Mr. & Mrs. James and Heather Miller & Family
2185 Amarillo Street
Portage, IN 46368
GIFTS IN MEMORY MAY BE GIVEN TO:
Omega House - 2211 Maureen Lane; Houghton, MI 49931
Or The L'Anse United Methodist Church
A Service of Thanksgiving will be held at 11:00 a.m., Wednesday, June 24, 2015 at Community United Methodist Church. The church is located at 14700 Watertown Plank Road; Elm Grove, WI 53122 [262-782-4060].
CONDOLENCES MAY BE SENT TO:
Bishop Donald Ott
S77W12929 McShane Drive D212
Muskego, WI 53150
GIFTS IN MEMORY MAY BE GIVEN TO ONE OR MORE OF THE FOLLOWING:
The Janet and Donald Ott Scholarship Fund
100 N. East Avenue
Waukesha, WI 53186
Garrett Evangelical Theological Seminary
The Don and Jan Ott Scholarship
2121 Sheridan Road
Evanston, IL 60201
Community United Methodist Church
14700 Watertown Plank Road
Elm Grove, WI 53122
Mr. Clifton Smart, father-in-law of Rev. Peter S. Harris [Detroit Annual Conference Clergy], died Wednesday, June 3, 2015.
Funeral Service will be held on Wednesday, June 10, 2015 at First Baptist Church of Leander which is located at 10000 Ranch Road 2243 East; Leander, TX 78641 [512-259-1050].
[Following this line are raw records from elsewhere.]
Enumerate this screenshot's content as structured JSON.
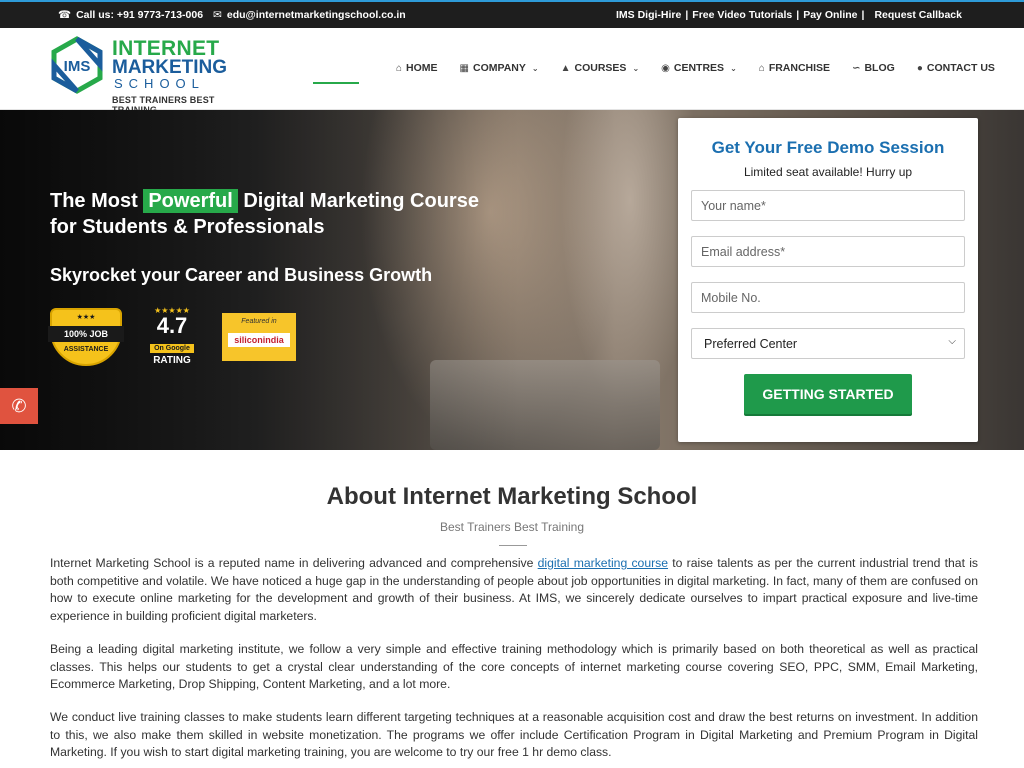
{
  "topbar": {
    "phone": "Call us: +91 9773-713-006",
    "email": "edu@internetmarketingschool.co.in",
    "links": [
      "IMS Digi-Hire",
      "Free Video Tutorials",
      "Pay Online"
    ],
    "callback": "Request Callback"
  },
  "logo": {
    "line1": "INTERNET",
    "line2": "MARKETING",
    "line3": "SCHOOL",
    "mark": "IMS",
    "tagline": "BEST TRAINERS BEST TRAINING"
  },
  "nav": {
    "home": "HOME",
    "company": "COMPANY",
    "courses": "COURSES",
    "centres": "CENTRES",
    "franchise": "FRANCHISE",
    "blog": "BLOG",
    "contact": "CONTACT US"
  },
  "hero": {
    "headline_pre": "The Most",
    "headline_hl": "Powerful",
    "headline_post": "Digital Marketing Course for Students & Professionals",
    "subheadline": "Skyrocket your Career and Business Growth",
    "badges": {
      "job_top": "100% JOB",
      "job_bottom": "ASSISTANCE",
      "rating_value": "4.7",
      "rating_on": "On Google",
      "rating_label": "RATING",
      "si_featured": "Featured in",
      "si_name": "siliconindia"
    }
  },
  "demo_form": {
    "title": "Get Your Free Demo Session",
    "subtitle": "Limited seat available! Hurry up",
    "name_placeholder": "Your name*",
    "email_placeholder": "Email address*",
    "mobile_placeholder": "Mobile No.",
    "center_select": "Preferred Center",
    "submit": "GETTING STARTED"
  },
  "about": {
    "title": "About Internet Marketing School",
    "subtitle": "Best Trainers Best Training",
    "p1_before": "Internet Marketing School is a reputed name in delivering advanced and comprehensive",
    "p1_link": "digital marketing course",
    "p1_after": "to raise talents as per the current industrial trend that is both competitive and volatile. We have noticed a huge gap in the understanding of people about job opportunities in digital marketing. In fact, many of them are confused on how to execute online marketing for the development and growth of their business. At IMS, we sincerely dedicate ourselves to impart practical exposure and live-time experience in building proficient digital marketers.",
    "p2": "Being a leading digital marketing institute, we follow a very simple and effective training methodology which is primarily based on both theoretical as well as practical classes. This helps our students to get a crystal clear understanding of the core concepts of internet marketing course covering SEO, PPC, SMM, Email Marketing, Ecommerce Marketing, Drop Shipping, Content Marketing, and a lot more.",
    "p3": "We conduct live training classes to make students learn different targeting techniques at a reasonable acquisition cost and draw the best returns on investment. In addition to this, we also make them skilled in website monetization. The programs we offer include Certification Program in Digital Marketing and Premium Program in Digital Marketing. If you wish to start digital marketing training, you are welcome to try our free 1 hr demo class."
  },
  "colors": {
    "brand_green": "#27a94a",
    "brand_blue": "#1b6fb0",
    "button_green": "#1f9a4b",
    "call_red": "#e0533f"
  }
}
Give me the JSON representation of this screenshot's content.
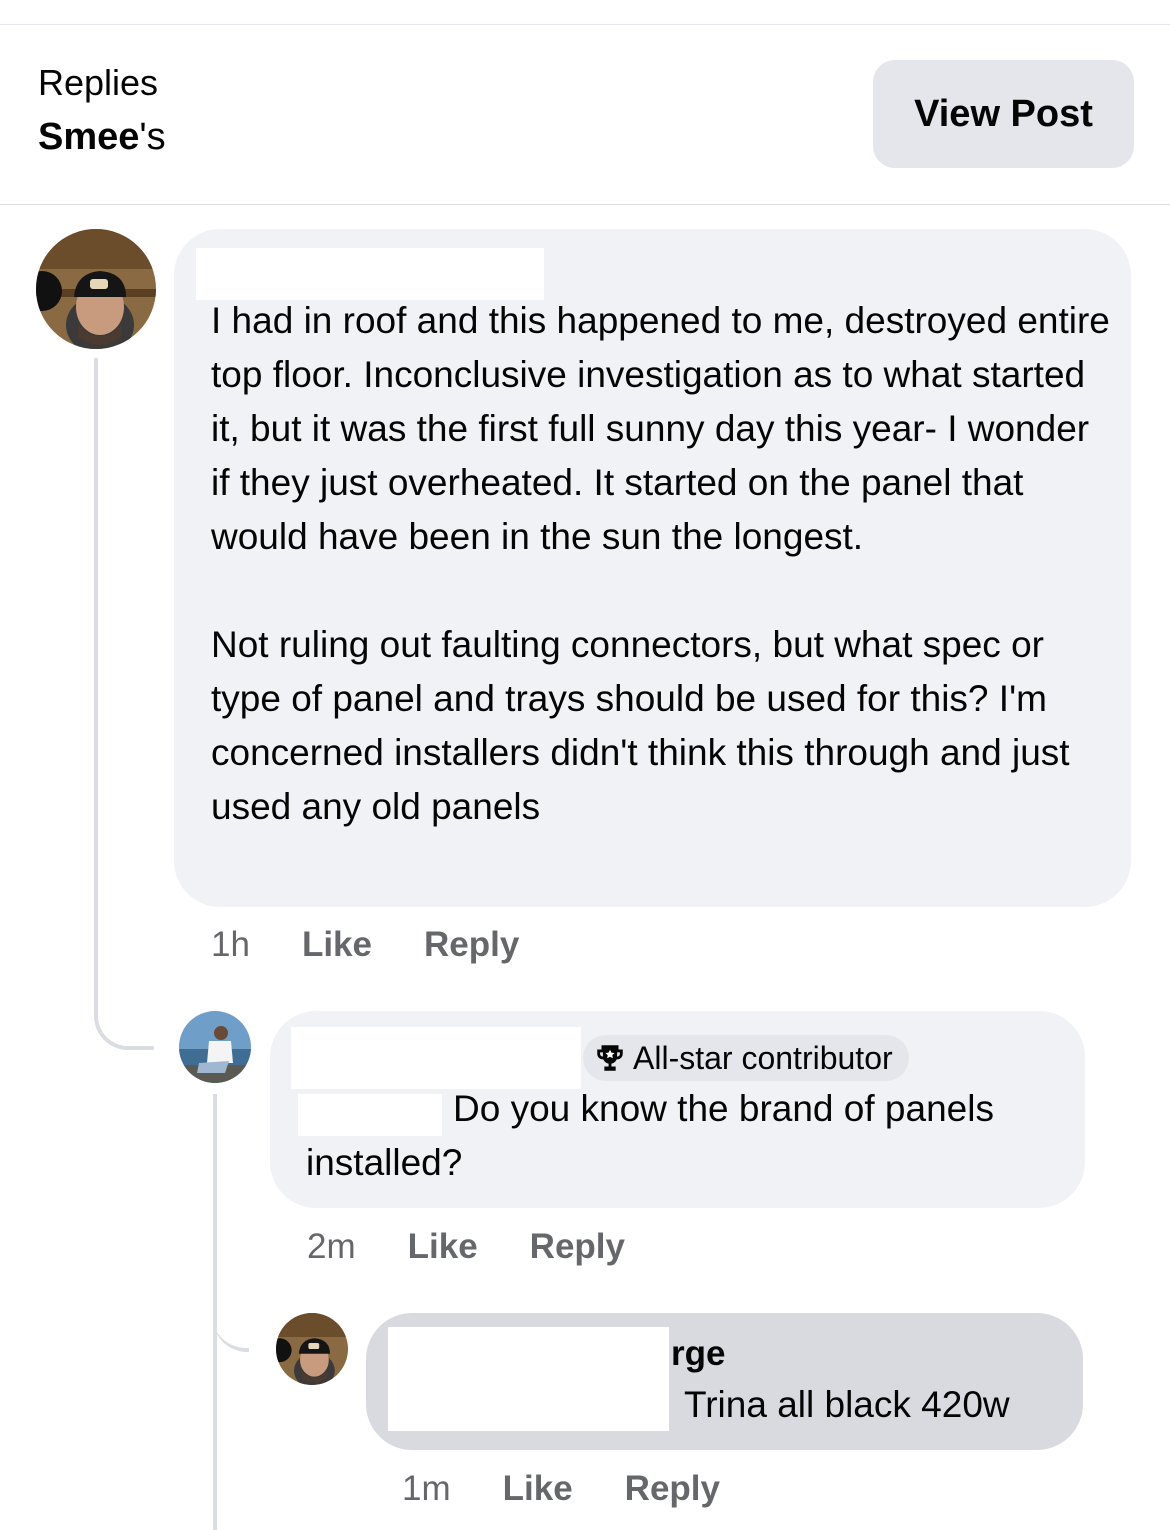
{
  "header": {
    "replies_label": "Replies",
    "title_name": "Smee",
    "title_suffix": "'s",
    "view_post_label": "View Post"
  },
  "comments": [
    {
      "text_p1": "I had in roof and this happened to me, destroyed entire top floor. Inconclusive investigation as to what started it, but it was the first full sunny day this year- I wonder if they just overheated. It started on the panel that would have been in the sun the longest.",
      "text_p2": "Not ruling out faulting connectors, but what spec or type of panel and trays should be used for this? I'm concerned installers didn't think this through and just used any old panels",
      "time": "1h",
      "like_label": "Like",
      "reply_label": "Reply"
    },
    {
      "badge": "All-star contributor",
      "text_line1": "Do you know the brand of panels",
      "text_line2": "installed?",
      "time": "2m",
      "like_label": "Like",
      "reply_label": "Reply"
    },
    {
      "name_fragment": "rge",
      "text": "Trina all black 420w",
      "time": "1m",
      "like_label": "Like",
      "reply_label": "Reply"
    }
  ],
  "icons": {
    "badge_icon": "trophy-icon"
  },
  "colors": {
    "bubble": "#f0f2f5",
    "bubble_active": "#d8dadf",
    "meta_text": "#65676b",
    "button_bg": "#e4e6eb"
  }
}
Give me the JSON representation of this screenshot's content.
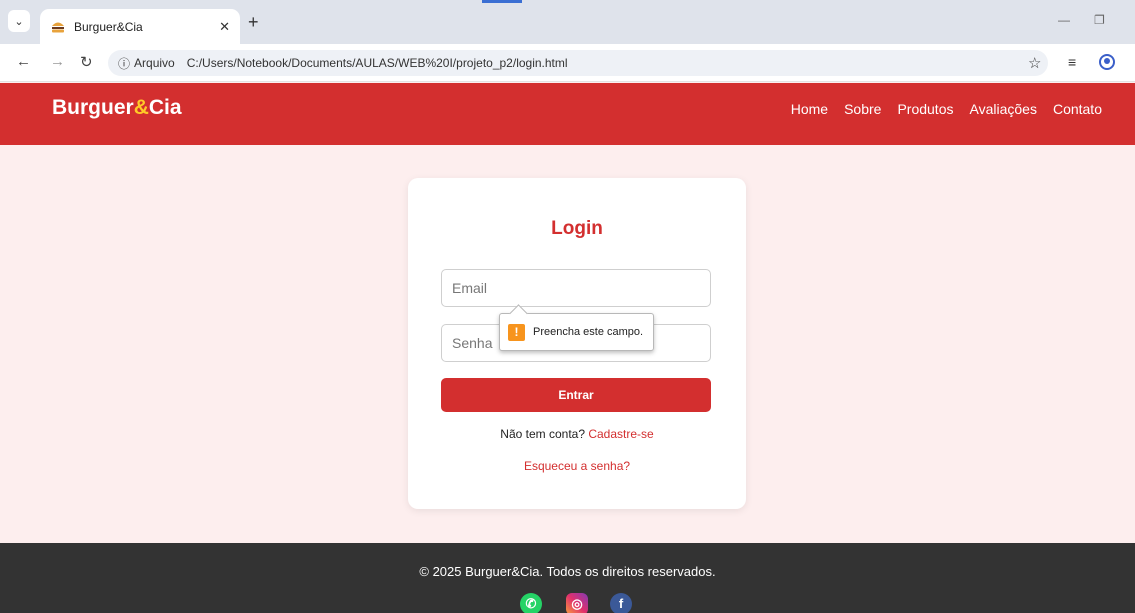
{
  "browser": {
    "tab_title": "Burguer&Cia",
    "info_label": "Arquivo",
    "url": "C:/Users/Notebook/Documents/AULAS/WEB%20I/projeto_p2/login.html"
  },
  "site": {
    "logo_main": "Burguer",
    "logo_amp": "&",
    "logo_end": "Cia",
    "nav": [
      "Home",
      "Sobre",
      "Produtos",
      "Avaliações",
      "Contato"
    ],
    "brand_color": "#d32f2f",
    "accent_color": "#ffca28"
  },
  "login": {
    "title": "Login",
    "email_placeholder": "Email",
    "password_placeholder": "Senha",
    "submit_label": "Entrar",
    "signup_prompt": "Não tem conta?",
    "signup_link": "Cadastre-se",
    "forgot_link": "Esqueceu a senha?"
  },
  "validation": {
    "message": "Preencha este campo."
  },
  "footer": {
    "copyright": "© 2025 Burguer&Cia. Todos os direitos reservados.",
    "social": [
      "whatsapp-icon",
      "instagram-icon",
      "facebook-icon"
    ]
  }
}
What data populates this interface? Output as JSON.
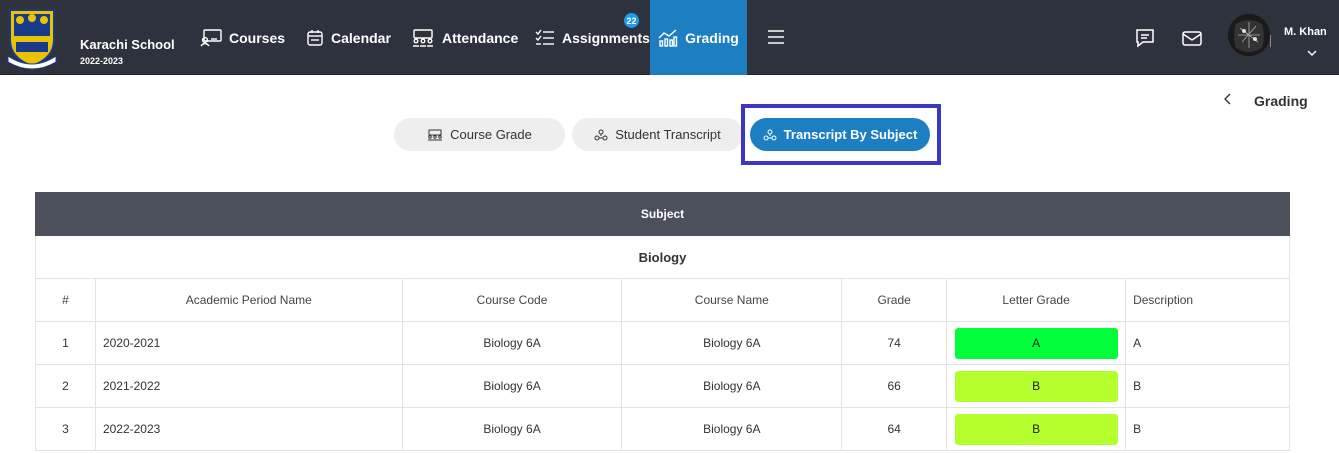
{
  "header": {
    "school_name": "Karachi School",
    "school_year": "2022-2023",
    "nav": [
      {
        "label": "Courses",
        "icon": "courses-icon"
      },
      {
        "label": "Calendar",
        "icon": "calendar-icon"
      },
      {
        "label": "Attendance",
        "icon": "attendance-icon"
      },
      {
        "label": "Assignments",
        "icon": "assignments-icon",
        "badge": "22"
      },
      {
        "label": "Grading",
        "icon": "grading-icon",
        "active": true
      }
    ],
    "user_name": "M. Khan"
  },
  "breadcrumb": {
    "title": "Grading"
  },
  "tabs": [
    {
      "label": "Course Grade",
      "icon": "course-grade-icon"
    },
    {
      "label": "Student Transcript",
      "icon": "transcript-icon"
    },
    {
      "label": "Transcript By Subject",
      "icon": "transcript-subject-icon",
      "active": true
    }
  ],
  "table": {
    "group_header": "Subject",
    "subject": "Biology",
    "columns": [
      "#",
      "Academic Period Name",
      "Course Code",
      "Course Name",
      "Grade",
      "Letter Grade",
      "Description"
    ],
    "rows": [
      {
        "num": "1",
        "period": "2020-2021",
        "code": "Biology 6A",
        "name": "Biology 6A",
        "grade": "74",
        "letter": "A",
        "letter_color": "#00ff3a",
        "description": "A"
      },
      {
        "num": "2",
        "period": "2021-2022",
        "code": "Biology 6A",
        "name": "Biology 6A",
        "grade": "66",
        "letter": "B",
        "letter_color": "#b5ff2e",
        "description": "B"
      },
      {
        "num": "3",
        "period": "2022-2023",
        "code": "Biology 6A",
        "name": "Biology 6A",
        "grade": "64",
        "letter": "B",
        "letter_color": "#b5ff2e",
        "description": "B"
      }
    ]
  },
  "colors": {
    "topbar": "#2d323d",
    "accent": "#1d7ec2",
    "highlight": "#3b36c4",
    "table_header": "#4b505b"
  }
}
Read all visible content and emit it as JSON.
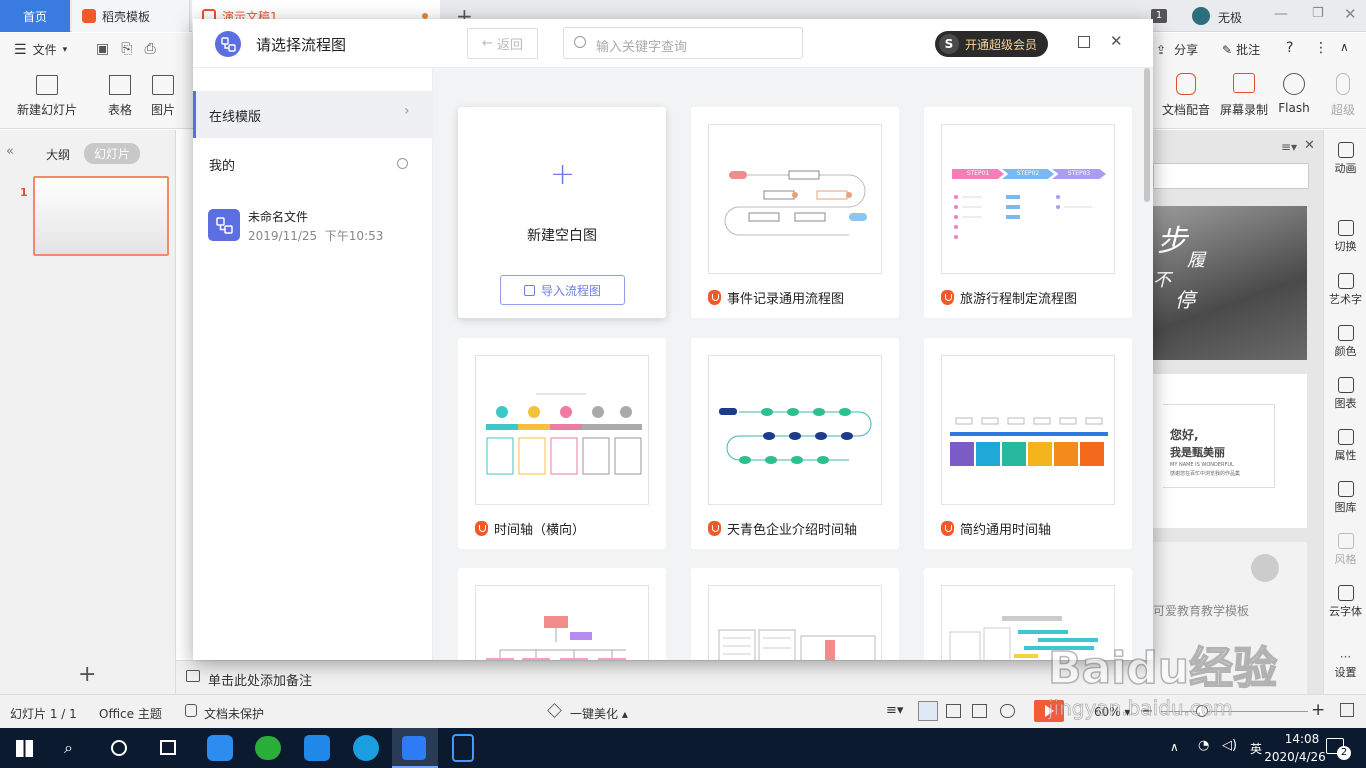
{
  "tabs": {
    "home": "首页",
    "daoke": "稻壳模板",
    "doc": "演示文稿1",
    "account_badge": "1",
    "user": "无极"
  },
  "menu": {
    "file": "文件",
    "share": "分享",
    "comment": "批注"
  },
  "toolbar": {
    "new_slide": "新建幻灯片",
    "table": "表格",
    "picture": "图片",
    "doc_audio": "文档配音",
    "screen_record": "屏幕录制",
    "flash": "Flash",
    "super": "超级"
  },
  "left_panel": {
    "outline_tab": "大纲",
    "slides_tab": "幻灯片",
    "slide_number": "1"
  },
  "notes_placeholder": "单击此处添加备注",
  "right_side": [
    "动画",
    "切换",
    "艺术字",
    "颜色",
    "图表",
    "属性",
    "图库",
    "风格",
    "云字体",
    "设置"
  ],
  "right_panel": {
    "card1_text": [
      "步",
      "履",
      "不",
      "停"
    ],
    "card2_line1": "您好,",
    "card2_line2": "我是甄美丽",
    "card2_sub1": "MY NAME IS WONDERFUL",
    "card2_sub2": "感谢您在百忙中浏览我的作品集",
    "card3_title": "可爱教育教学模板"
  },
  "status": {
    "slide_count": "幻灯片 1 / 1",
    "theme": "Office 主题",
    "protect": "文档未保护",
    "beautify": "一键美化",
    "zoom": "60%"
  },
  "taskbar": {
    "time": "14:08",
    "date": "2020/4/26",
    "notif_count": "2"
  },
  "watermark": {
    "logo": "Baidu经验",
    "url": "jingyan.baidu.com"
  },
  "dialog": {
    "title": "请选择流程图",
    "back": "返回",
    "search_placeholder": "输入关键字查询",
    "vip": "开通超级会员",
    "sidebar": {
      "online": "在线模版",
      "mine": "我的",
      "file_name": "未命名文件",
      "file_time": "2019/11/25  下午10:53"
    },
    "new_blank": "新建空白图",
    "import": "导入流程图",
    "templates": [
      {
        "title": "事件记录通用流程图"
      },
      {
        "title": "旅游行程制定流程图",
        "steps": [
          "STEP01",
          "STEP02",
          "STEP03"
        ]
      },
      {
        "title": "时间轴（横向）"
      },
      {
        "title": "天青色企业介绍时间轴"
      },
      {
        "title": "简约通用时间轴"
      }
    ]
  },
  "colors": {
    "accent": "#3a7be0",
    "brand": "#f05a28",
    "dialog_icon": "#5b6fe0"
  }
}
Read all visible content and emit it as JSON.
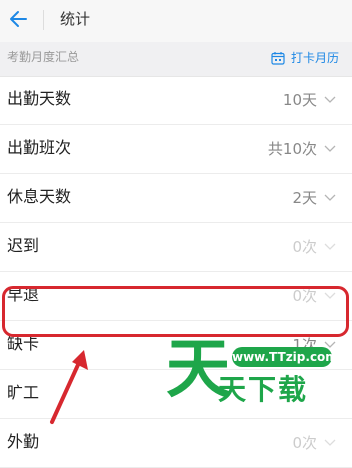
{
  "header": {
    "title": "统计"
  },
  "summary": {
    "label": "考勤月度汇总",
    "calendar_label": "打卡月历"
  },
  "rows": [
    {
      "label": "出勤天数",
      "value": "10天",
      "dim": false
    },
    {
      "label": "出勤班次",
      "value": "共10次",
      "dim": false
    },
    {
      "label": "休息天数",
      "value": "2天",
      "dim": false
    },
    {
      "label": "迟到",
      "value": "0次",
      "dim": true
    },
    {
      "label": "早退",
      "value": "0次",
      "dim": true
    },
    {
      "label": "缺卡",
      "value": "1次",
      "dim": false
    },
    {
      "label": "旷工",
      "value": "",
      "dim": false
    },
    {
      "label": "外勤",
      "value": "0次",
      "dim": true
    }
  ],
  "watermark": {
    "url": "www.TTzip.com",
    "big_char": "天",
    "text": "天下载"
  },
  "colors": {
    "accent": "#1e88e5",
    "highlight": "#d7282f",
    "watermark": "#1ea64a"
  }
}
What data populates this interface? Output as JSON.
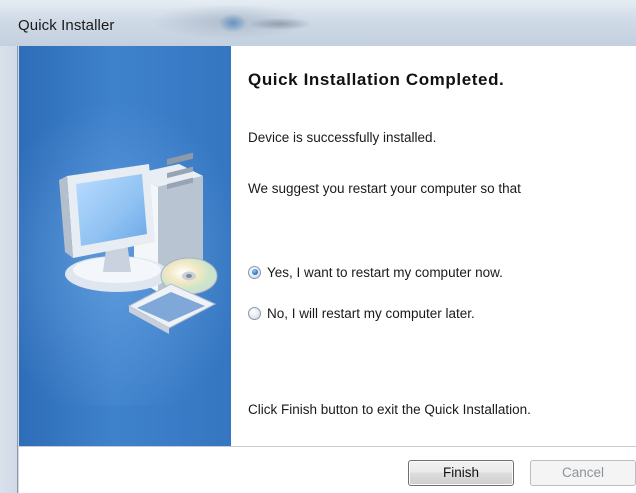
{
  "window": {
    "title": "Quick Installer"
  },
  "content": {
    "heading": "Quick Installation Completed.",
    "status_line": "Device is successfully installed.",
    "suggest_line": "We suggest you restart your computer so that",
    "footer_line": "Click Finish button to exit the Quick Installation."
  },
  "options": [
    {
      "label": "Yes, I want to restart my computer now.",
      "checked": true
    },
    {
      "label": "No, I will restart my computer later.",
      "checked": false
    }
  ],
  "buttons": {
    "finish_label": "Finish",
    "cancel_label": "Cancel",
    "cancel_enabled": false
  },
  "icons": {
    "side_illustration": "computer-cd-icon"
  },
  "colors": {
    "side_panel": "#3a7bc8",
    "selected_radio": "#2c7fd4"
  }
}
CONDOLENCES MAY BE SENT TO:
Rev. & Mrs. Pete and Jan Harris
16181 Wellwood Court
Tipton, MI 49287
Mr. Robert Amick, father of Rev. John H. Amick [Detroit Annual Conference Clergy - UMCOR Assistant General Secretary for International Disaster Response], died Wednesday, May 27, 2015.
A Memorial Service will be held at 1:00 p.m., Saturday, June 6, 2015 at Dixboro UMC. The church is located at 5221 Church Road; Ann Arbor, MI 48105 [734-665-5632].
CONDOLENCES MAY BE SENT TO:
Rev. and Mrs. Jack Amick & Family
260 Maple Road
Valley Cottage, NY 10989
GIFTS IN MEMORY MAY BE GIVEN TO:
[Make check payable to] Regents of the University of Michigan
Connie Amick Dementia Research
3003 S. State Street
Ann Arbor, MI 48109
Or Dixboro UMC Volunteers in Mission Scholarships